There is something about riding a “toy train” that brings out the child in everyone.
The expression refers to the smaller gauge railways built by the British Raj a century ago and still working industriously in some parts of India today. Take the Himalayan Queen that descends down the Himalayan foothills from the old British hill station of Shimla in northern India. The Queen rides on a single track of 2 foot 6 inch gauge, descending down from the clouds in Shimla.
Shimla is a former “hill station” built by the British as a summer capital to retreat from the sweltering heat of their regular capital of Calcutta down on the scorching plains. What a Scottish-type village is doing perched on top of a mountain in northern India is hard to fathom. There’s everything from legislative buildings, post office, roller rink, hotels and theatres, all in an excellent state of disrepair. Its cold, wet and windy on the ridge, which makes it a (go figure) attractive summer vacation for honeymooners and the Indian tourists that can afford to come here. Bizarre.

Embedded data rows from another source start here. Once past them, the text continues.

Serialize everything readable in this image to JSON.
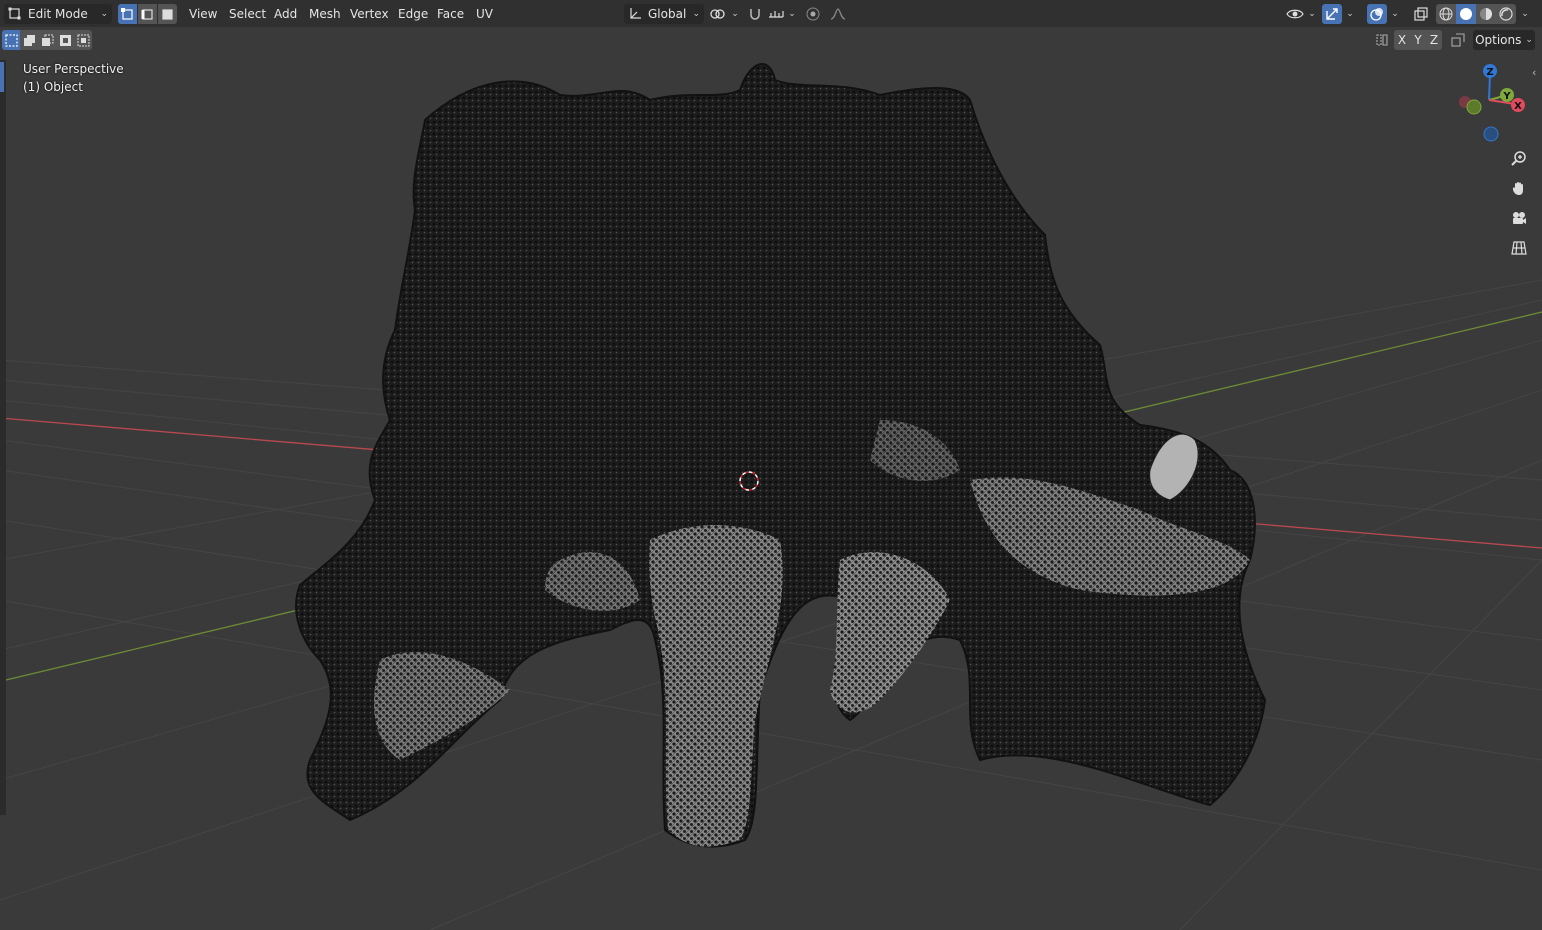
{
  "header": {
    "mode": {
      "label": "Edit Mode",
      "icon": "edit-mode-icon"
    },
    "select_modes": [
      "vertex-select-icon",
      "edge-select-icon",
      "face-select-icon"
    ],
    "menus": [
      "View",
      "Select",
      "Add",
      "Mesh",
      "Vertex",
      "Edge",
      "Face",
      "UV"
    ],
    "transform_orientation": {
      "label": "Global",
      "icon": "orientation-icon"
    },
    "pivot_icon": "pivot-icon",
    "snap_icons": [
      "snap-icon",
      "snap-increment-icon"
    ],
    "proportional_icons": [
      "proportional-editing-icon",
      "falloff-icon"
    ],
    "right_icons": [
      "visibility-icon",
      "gizmo-icon",
      "overlay-icon",
      "xray-icon"
    ],
    "shading_modes": [
      "wireframe-shading-icon",
      "solid-shading-icon",
      "material-shading-icon",
      "rendered-shading-icon"
    ]
  },
  "subheader": {
    "select_box_modes": [
      "select-new-icon",
      "select-extend-icon",
      "select-subtract-icon",
      "select-invert-icon",
      "select-intersect-icon"
    ],
    "mirror_axes": [
      "X",
      "Y",
      "Z"
    ],
    "options_label": "Options"
  },
  "viewport": {
    "view_name": "User Perspective",
    "object_name": "(1) Object"
  },
  "gizmo": {
    "axes": [
      "Z",
      "Y",
      "X"
    ],
    "colors": {
      "x": "#e04b5e",
      "y": "#7fa93a",
      "z": "#2f78d6"
    }
  },
  "nav_icons": [
    "zoom-icon",
    "pan-hand-icon",
    "camera-view-icon",
    "ortho-grid-icon"
  ],
  "colors": {
    "background": "#3a3a3a",
    "header": "#303030",
    "accent": "#4772b3",
    "grid_x_axis": "#b8494f",
    "grid_y_axis": "#6d8b35"
  }
}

Tired of lugging all of the apparatus of government to Shimla on the backs of thousands of elephants every summer, the British finally built a train, and what a set of tracks! On its 5-hour, 96-kilometre descent down from the Himalayan the train winds its way along at a sedate 22-kilometres per hour through an astounding 102 tunnels – some up to 3,000 feet in length – and an equally amazing 864 bridges, making it one of the most picturesque train trips on the entire planet.
The railway has a steep gradient of one foot in 25, or four percent. The track boasts 919 curves, the sharpest being 48 degrees, which means the front end of the snake-like train can be seen from the back as it enters many of the tunnels. The Guines Book of Records claims the Himalayan Queen run offers the steepest descent in altitude of any train ride in the world. More than two-thirds of the track is curved.
As the train descends from the clouds it enters into a forest of deodar, pine, ficus, oak and maple, with the pungent odour of pine hanging heavy in the air and endless vistas of lush green misty mountains. Built in 1898 at an astronomical expense of 86 million rupees in order to carry the British colonial government up to its summer home in the mist, the cost of construction doubled during of the project.
The entire system was finally purchased by the Indian government in 1906 for over a billion rupees, opened for passenger traffic in 1903 and, except for occasional mudslides in the monsoon season that wipe out the track, has been functioning regularly ever since. In September of 2007 an expert team from UNESCO visited the railway to review it for selection as a World Heritage Site.
Fares on the toy train are most reasonable, and food can be purchased from station vendors along the route although messy eaters will find that dry cleaning services to remove hot curry sauces are not readily available. Plan ahead and bring a picnic lunch instead, and don’t forget your camera. Larger-sized North Americans will find that the “toy” designation also refers to the size of the seats. Arrive early, grab a window seat, and expect to share it with fellow travelers also keen on a dramatic descent from the hills.